Good IT tells a story. Once upon time there was an idea, a very good concept that used the best of technology to help people make the best of their skills.
It’s a tale of good over evil, where the IT professionals create something of beauty and simplicity that is usable, flexible and well designed. . . . → Read More: Technology that meets outcomes: Good IT is about backwards storytelling
No more. Please, no more turgid and clichéd examples of how children use the internet in a different way to adults. Attend an event and you’ll more often than not here an expert speaker eulogise about the innate multitasking abilities of their kids.

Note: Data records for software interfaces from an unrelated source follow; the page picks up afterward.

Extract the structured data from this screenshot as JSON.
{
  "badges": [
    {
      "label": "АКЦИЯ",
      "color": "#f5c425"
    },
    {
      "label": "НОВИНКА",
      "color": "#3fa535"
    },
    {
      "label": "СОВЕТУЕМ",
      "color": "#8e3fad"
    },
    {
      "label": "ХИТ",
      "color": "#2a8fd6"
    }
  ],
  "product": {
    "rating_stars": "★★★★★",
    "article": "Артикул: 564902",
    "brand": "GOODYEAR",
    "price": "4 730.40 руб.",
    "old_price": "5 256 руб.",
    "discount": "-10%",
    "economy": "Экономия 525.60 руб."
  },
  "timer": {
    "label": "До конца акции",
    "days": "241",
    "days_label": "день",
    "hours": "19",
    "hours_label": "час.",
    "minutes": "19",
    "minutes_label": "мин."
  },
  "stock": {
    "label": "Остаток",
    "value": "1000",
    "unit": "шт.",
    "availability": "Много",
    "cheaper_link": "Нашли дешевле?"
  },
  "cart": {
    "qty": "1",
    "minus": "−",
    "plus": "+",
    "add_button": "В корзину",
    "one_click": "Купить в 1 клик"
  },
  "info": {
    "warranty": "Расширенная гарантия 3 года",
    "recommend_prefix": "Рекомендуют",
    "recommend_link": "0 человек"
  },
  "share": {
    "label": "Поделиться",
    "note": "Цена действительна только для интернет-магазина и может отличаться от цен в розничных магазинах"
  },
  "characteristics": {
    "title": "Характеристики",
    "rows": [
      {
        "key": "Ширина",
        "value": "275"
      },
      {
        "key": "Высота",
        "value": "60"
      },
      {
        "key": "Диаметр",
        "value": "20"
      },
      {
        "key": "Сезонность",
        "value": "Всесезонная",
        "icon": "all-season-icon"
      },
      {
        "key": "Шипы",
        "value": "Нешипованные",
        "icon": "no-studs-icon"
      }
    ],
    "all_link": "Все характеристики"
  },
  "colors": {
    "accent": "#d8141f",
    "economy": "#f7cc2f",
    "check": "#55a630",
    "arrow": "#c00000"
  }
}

It’s meant to fun and perceptive. It isn’t – it’s actually boring and . . . → Read More: Technology experts must talk about engagement rather than difference
When was the last time you were straightforward? Here’s a thought: too many CIOs are too closed about the potential of their technology projects.
IT often gets a bad rap in the business and, rather than risk being classed as a geek pushing another technology failure, CIOs can be guilty of covering up challenges and . . . → Read More: CIOs need to get honest and brush up on their communication skills
On-demand is changing enterprise IT provision but it’s going to be a slow evolution rather than a revolution and, in the majority of cases, the CIO will still be the executive in charge of technology.
That’s the conclusion from exclusive research by careerisover.com, which polled readers in regards to their opinions on the likely effect . . . → Read More: A third of IT leaders believe the cloud will kill off the CIO by 2020
It’s always nice to get involved in a debate about the future of the CIO on Twitter, especially when it’s in response to one of your own comment pieces. Such a debate took place yesterday, when industry commentator Rob Bamforth came back to an earlier piece about CIO control.
He commented on the column, and . . . → Read More: CIOs need to get tough if they want to influence people in power
An interesting tweet from Techworld.com deputy editor Sophie Curtis this morning, who’s attending the SAP user conference in Birmingham (#UKISUG11), England.
She referred to a presentation from IT analyst and guru Ray Wang, who suggests that IT budgets have been cut by 5% this year but that . . . → Read More: Line-of-business spending means the CIO role is by-passed
A big move for Toby Redshaw, this week. The 48-year-old, who was formerly global CIO for Aviva, has been named as the new executive vice president and CIO for American Express.
Redshaw succeeds Stephen Squeri, who had served as CIO since May 2005. Squeri added the duties of group president at American Express Global Services . . . → Read More: Tony Redshaw is new American Express CIO
There’s a lot of talk about line-of-business and how executives from different areas have to listen, and then play, to the demands of leaders from other areas. That’s true but the status quo is also more subtle than that.
Rather than just listening, the modern line-of-business executive has to operate across multiple areas. CIOs, for . . . → Read More: The rise of the executive generalist